Meals are served family style, and the person at the head of the table serves, another person fetches the food (the hopper), and the person at the end pours drinks. It's an intricate camp system. Small tables with lots of talk and sharing of personal stories, GS history, etc. it's social time and quite fun.

This is mostly a working trip with lots of meetings, so a quick one last night, the next two morning, and a final afternoon. We are sharing ideas, brainstorming, and thinking towards the futures trips. The afternoons and one morning are devoted to showing us a bit of what the girls can experience.

Today, downtown Cuernavaca. We piled into taxis and winded our way there. I would have never remembered how to get back. Soon, we were getting out at the foot of Cortes' palace. We headed straight to the cathedral, passing stores and restaurants to be visited later. The cathedral square was a fiesta. Last Thursday was the holiday remembering/celebrating survival over the Spanish conquistadors. There we'd people everywhere, and food, drink, and men in the costumes meant to mock the Spanish, looking funny in their clothes, beards, and Diablo faces. It made me think about the importance of rethinking Columbus Day in the US, which is happening In some places. They posed with us and we took heaps of photos.

We saw the cathedral and the Guides told us some of it history. It's a gorgeous, eroding, working church. We then headed back towards the palace, where we split up. Some went shopping, some hunted down tacos, and most of us went into the palace museum. The museum was an understated collection of artifacts and history of the area, mostly in Spanish, but kind of a relief to not compulsively read everything.

Then, on the second floor, great views and an entire large wall with a Diego Rivera mural. Fascinating mural that I'd like to know more about, as it's scenes were clearly of the conquest, slavery, and cruelty. The mural went up and over and around the windows and doors. I wish I could have seen some Frida Kahlo...anything.

Having gotten our cultural activities taken care of, we went to the craft market to shop. Traditional, handmade, and some things less authentic, but so much color. We bought a few things, then Ashley and I ran to a shop where one of our leaders had just bought some cool earrings. It was a quick shopping spree.
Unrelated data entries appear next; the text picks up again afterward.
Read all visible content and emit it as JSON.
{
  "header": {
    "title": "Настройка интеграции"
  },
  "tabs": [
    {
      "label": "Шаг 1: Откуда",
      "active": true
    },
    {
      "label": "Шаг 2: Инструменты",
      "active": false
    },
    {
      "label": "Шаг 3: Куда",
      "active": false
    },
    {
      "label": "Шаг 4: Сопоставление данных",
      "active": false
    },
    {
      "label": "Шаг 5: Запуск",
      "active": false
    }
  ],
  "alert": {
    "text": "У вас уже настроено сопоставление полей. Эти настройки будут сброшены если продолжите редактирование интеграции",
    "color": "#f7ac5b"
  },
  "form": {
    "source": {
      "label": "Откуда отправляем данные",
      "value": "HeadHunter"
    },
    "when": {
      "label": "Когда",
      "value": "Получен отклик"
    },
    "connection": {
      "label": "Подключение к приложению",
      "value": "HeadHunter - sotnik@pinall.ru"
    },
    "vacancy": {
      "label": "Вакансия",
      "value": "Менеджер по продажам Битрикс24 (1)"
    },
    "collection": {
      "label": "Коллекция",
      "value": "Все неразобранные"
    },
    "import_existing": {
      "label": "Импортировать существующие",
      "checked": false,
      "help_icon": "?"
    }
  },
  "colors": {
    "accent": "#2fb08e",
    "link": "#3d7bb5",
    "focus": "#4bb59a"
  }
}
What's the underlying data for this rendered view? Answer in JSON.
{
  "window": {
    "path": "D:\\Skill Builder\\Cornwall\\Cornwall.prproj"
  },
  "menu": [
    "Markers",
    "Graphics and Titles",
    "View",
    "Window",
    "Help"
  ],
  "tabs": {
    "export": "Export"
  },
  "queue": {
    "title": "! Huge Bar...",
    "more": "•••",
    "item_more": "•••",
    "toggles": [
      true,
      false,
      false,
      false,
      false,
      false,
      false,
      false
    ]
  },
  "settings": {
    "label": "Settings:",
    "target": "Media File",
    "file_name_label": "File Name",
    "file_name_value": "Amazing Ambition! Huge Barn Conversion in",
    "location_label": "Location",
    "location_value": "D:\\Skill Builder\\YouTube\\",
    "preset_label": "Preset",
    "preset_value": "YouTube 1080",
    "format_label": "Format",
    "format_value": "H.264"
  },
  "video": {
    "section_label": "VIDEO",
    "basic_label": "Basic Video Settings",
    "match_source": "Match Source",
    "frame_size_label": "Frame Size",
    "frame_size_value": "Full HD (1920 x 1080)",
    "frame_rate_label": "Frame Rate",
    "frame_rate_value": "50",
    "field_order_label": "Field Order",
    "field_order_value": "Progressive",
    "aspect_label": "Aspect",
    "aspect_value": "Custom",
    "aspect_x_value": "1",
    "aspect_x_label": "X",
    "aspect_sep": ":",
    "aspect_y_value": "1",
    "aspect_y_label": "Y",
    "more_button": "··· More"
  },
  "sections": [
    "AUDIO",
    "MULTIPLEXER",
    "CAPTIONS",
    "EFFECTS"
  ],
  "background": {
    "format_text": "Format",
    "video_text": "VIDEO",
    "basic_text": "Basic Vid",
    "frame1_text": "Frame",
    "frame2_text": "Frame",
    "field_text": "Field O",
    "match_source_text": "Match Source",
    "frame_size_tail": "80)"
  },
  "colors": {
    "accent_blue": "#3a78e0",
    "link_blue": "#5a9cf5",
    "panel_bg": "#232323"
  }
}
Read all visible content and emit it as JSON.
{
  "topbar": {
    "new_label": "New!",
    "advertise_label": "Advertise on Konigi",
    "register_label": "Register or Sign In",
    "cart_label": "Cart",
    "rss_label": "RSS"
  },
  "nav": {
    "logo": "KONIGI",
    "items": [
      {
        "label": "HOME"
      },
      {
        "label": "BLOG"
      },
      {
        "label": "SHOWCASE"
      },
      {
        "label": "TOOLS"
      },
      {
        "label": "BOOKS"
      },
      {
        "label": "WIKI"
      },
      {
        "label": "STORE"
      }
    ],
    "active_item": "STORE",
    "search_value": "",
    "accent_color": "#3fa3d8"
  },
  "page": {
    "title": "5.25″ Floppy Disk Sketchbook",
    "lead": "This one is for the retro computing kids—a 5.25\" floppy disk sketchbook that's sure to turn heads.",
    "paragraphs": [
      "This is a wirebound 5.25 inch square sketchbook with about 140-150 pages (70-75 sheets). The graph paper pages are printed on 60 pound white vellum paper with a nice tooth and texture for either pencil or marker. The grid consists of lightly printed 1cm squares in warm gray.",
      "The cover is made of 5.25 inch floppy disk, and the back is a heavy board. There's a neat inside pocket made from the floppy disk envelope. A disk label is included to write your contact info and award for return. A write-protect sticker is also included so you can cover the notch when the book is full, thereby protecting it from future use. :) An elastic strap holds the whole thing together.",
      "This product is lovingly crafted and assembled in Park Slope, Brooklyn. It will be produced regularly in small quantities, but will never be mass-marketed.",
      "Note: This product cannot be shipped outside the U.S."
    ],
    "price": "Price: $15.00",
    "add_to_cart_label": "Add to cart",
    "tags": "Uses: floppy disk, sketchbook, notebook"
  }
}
Tonight was International Night and Mexican Fiesta Night. Since the other group here is made up of Canada and five Caribbean and South American countries, they had planned activities and booths on their countries for the night. We started off with an amazing Mexican dinner. Lemonade in brown ceramic mugs, a special vegan plate set aside for me: stuffed peppers and toasted mini bread squares  with veggies. Then, we wandered the booths and talked of their cultures.

Then it was time for the Mariachi band. Incredible! There were three guitarists, three violinists, and a trumpet player. They played and sang, we danced and danced, and Congo lined, and the limbo stick, and danced and danced.

The Mariachi band left and we began our International night with presentations from all the countries present. We were asked at the last minute to do something, so we rallied with "This land is you land." I could have swore the Canadiens in the back were having a guessing contest as to what song we'd pick and one girl mouthed, "nailed it." Then there were great presentations from

There is no better way to end a party then with a piñata. We trekked to an outdoor area where it was strung up between buildings. A few people were blindfolded and took some swings. Finally, the leader ripped it Open further and the candy was fetched.

It was almost ten and time for a dip in the pool. The perfect way to cool down after a hot afternoon. Around 2am we were woken up by the most intense rain/thunder/lightning storm. Perhaps because we are at 5,000feet, it felt like we were right in the storm itself. Our swimsuits and towels got another soaking on the line. This morning, we were all tired from a long night, but grateful it didn't happen during the day while we were exploring Cuernavaca.

Today: more meetings and then an afternoon at the ruins of Xochicalco.